39. Judge Martino's recommendation was rejected by the Board, which also voted to terminate plaintiff during a June 16, 1982 meeting. TT, 4/18/88 at 93; J-IX. Upon her termination, plaintiff was required to repay $ 1,248.00 to the DRPA, which she had admitted misappropriating through the falsification of expense account records.
40. During the same period of time that the foregoing disciplinary actions were proceeding against plaintiff, several other investigative activities commenced into the expense account practices of other DRPA personnel.
41. In January of 1982, Auchter, Vice-President and Treasurer of the DRPA, was directed to conduct an internal audit. Plaintiff Dadino's records initially formed the focus of this audit. TT, 4/12/88 at 106. However, the scope of the investigation was later expanded to include others. Id. at 109.
43. Finally, at the end of June or beginning of July, 1982, the Audit Committee hired the accounting firm of Touche Ross to conduct an independent audit of the various expense accounts at the DRPA, with particular attention to be paid to those accounts being used in the WTD. TT, 4/18/88 at 96. This audit was to be performed for the two years ended December 31, 1981. J-XA.
44. Touche Ross submitted a Draft Report dated July 29, 1982, P-37, which was received by Auchter, and seen by other persons assisting Auchter in the internal audit. TT, 4/12/88 at 23, 33. Attached to the Draft Report was a four-page document captioned Schedule B. This document, in part, noted that in several instances, male employees had submitted receipts which were issued from the same establishment and which followed a numerical pattern. The dates of these, receipts, however, did not coincide with the numerical patterns that were evident.

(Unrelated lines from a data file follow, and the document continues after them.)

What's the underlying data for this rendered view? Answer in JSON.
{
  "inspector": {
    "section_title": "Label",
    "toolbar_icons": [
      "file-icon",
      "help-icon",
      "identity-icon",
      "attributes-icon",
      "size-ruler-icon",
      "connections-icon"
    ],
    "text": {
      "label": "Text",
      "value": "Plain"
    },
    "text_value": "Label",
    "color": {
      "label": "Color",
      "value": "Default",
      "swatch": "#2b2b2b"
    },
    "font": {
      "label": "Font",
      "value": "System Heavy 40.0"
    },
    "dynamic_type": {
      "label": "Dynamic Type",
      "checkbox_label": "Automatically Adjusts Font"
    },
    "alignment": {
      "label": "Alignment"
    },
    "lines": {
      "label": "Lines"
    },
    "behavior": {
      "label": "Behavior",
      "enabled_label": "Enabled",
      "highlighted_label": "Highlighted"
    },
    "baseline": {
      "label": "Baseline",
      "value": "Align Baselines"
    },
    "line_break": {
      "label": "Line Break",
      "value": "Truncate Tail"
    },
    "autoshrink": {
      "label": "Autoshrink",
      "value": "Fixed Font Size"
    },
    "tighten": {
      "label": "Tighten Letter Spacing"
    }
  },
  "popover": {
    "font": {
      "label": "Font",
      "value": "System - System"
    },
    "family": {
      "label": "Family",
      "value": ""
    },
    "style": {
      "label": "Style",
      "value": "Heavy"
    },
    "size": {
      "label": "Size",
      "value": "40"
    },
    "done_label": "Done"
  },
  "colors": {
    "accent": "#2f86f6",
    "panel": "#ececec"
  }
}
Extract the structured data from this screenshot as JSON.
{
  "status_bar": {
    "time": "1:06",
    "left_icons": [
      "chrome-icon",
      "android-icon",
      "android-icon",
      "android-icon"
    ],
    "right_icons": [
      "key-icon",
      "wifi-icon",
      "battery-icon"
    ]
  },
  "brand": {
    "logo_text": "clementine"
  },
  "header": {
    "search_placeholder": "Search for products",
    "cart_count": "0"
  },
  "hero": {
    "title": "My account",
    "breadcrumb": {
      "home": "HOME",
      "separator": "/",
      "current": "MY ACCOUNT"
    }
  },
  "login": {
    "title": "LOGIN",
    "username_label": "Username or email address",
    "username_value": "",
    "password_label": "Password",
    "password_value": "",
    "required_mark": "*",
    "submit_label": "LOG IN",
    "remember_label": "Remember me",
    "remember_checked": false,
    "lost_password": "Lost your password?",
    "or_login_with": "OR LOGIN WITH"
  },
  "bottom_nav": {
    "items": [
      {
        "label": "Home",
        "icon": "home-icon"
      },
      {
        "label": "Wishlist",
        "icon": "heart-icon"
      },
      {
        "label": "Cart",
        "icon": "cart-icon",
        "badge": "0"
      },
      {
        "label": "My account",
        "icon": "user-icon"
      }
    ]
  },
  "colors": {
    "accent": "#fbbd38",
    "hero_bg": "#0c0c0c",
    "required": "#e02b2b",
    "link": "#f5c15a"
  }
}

Some higher-numbered receipts were dated earlier than some lower-numbered ones, and several consecutively-numbered receipts bore dates that were months apart. P-37.
45. For example, Schedule B showed that Diehl had submitted the following consecutively-numbered receipts from Neil's Restaurant for the following dates:
46. Schedule B also indicates that William Brawley, a manager in the New York City office, submitted receipts which were numbered and dated as follows:
47. The same types of numerical patterns were recognized for, inter alia, Richard Craddock, a manager in the DRPA's Chicago office, and Carlo Fortuna, a Maintenance Department employee in New Jersey. Id.
48. Furthermore, Schedule B stated that Diehl had submitted many receipts for expenses incurred at Spats Restaurant in Philadelphia, which were not accompanied by explanations of how the expenses were incurred. Id. Similarly, Touche Ross reported that the DRPA had paid amounts which were listed in monthly invoices from Spats directly to the restaurant, without receiving a corresponding explanation of the business purposes of the disbursements. Id.
49. The information contained in Schedule B, as well as in the rest of the Touche Ross Draft Report, was communicated to Robb, the Chairman of the Audit Committee, during numerous conversations between Robb and a Touche Ross partner. TT, 4/18/88 at 100.
50. Touche Ross also submitted a Final Report to the Audit Committee which differed from the Draft Report in two major respects. First, the Final Report did not contain Schedule B or any reference thereto. Second, the Final Report contained a section not appearing within the Draft, which noted that certain improved procedures for the documentation of travel and entertainment expenses had been implemented by the DRPA. J-XA; TT, 4/12/88 at 26.
52. The internal audit conducted by Auchter found that Carlo Fortuna had submitted falsified receipts. Auchter concluded that Fortuna had incurred meal expenses while working in the field for the DRPA, but had not obtained receipts upon paying for each meal. These expenses individually did not exceed $ 25.00, and were properly reimbursable, pursuant to DRPA policy. Furthermore, DRPA policy did not require that receipts be submitted for expenses under $ 25.00. Auchter also concluded that Fortuna was under the mistaken belief that he was required to submit receipts to ...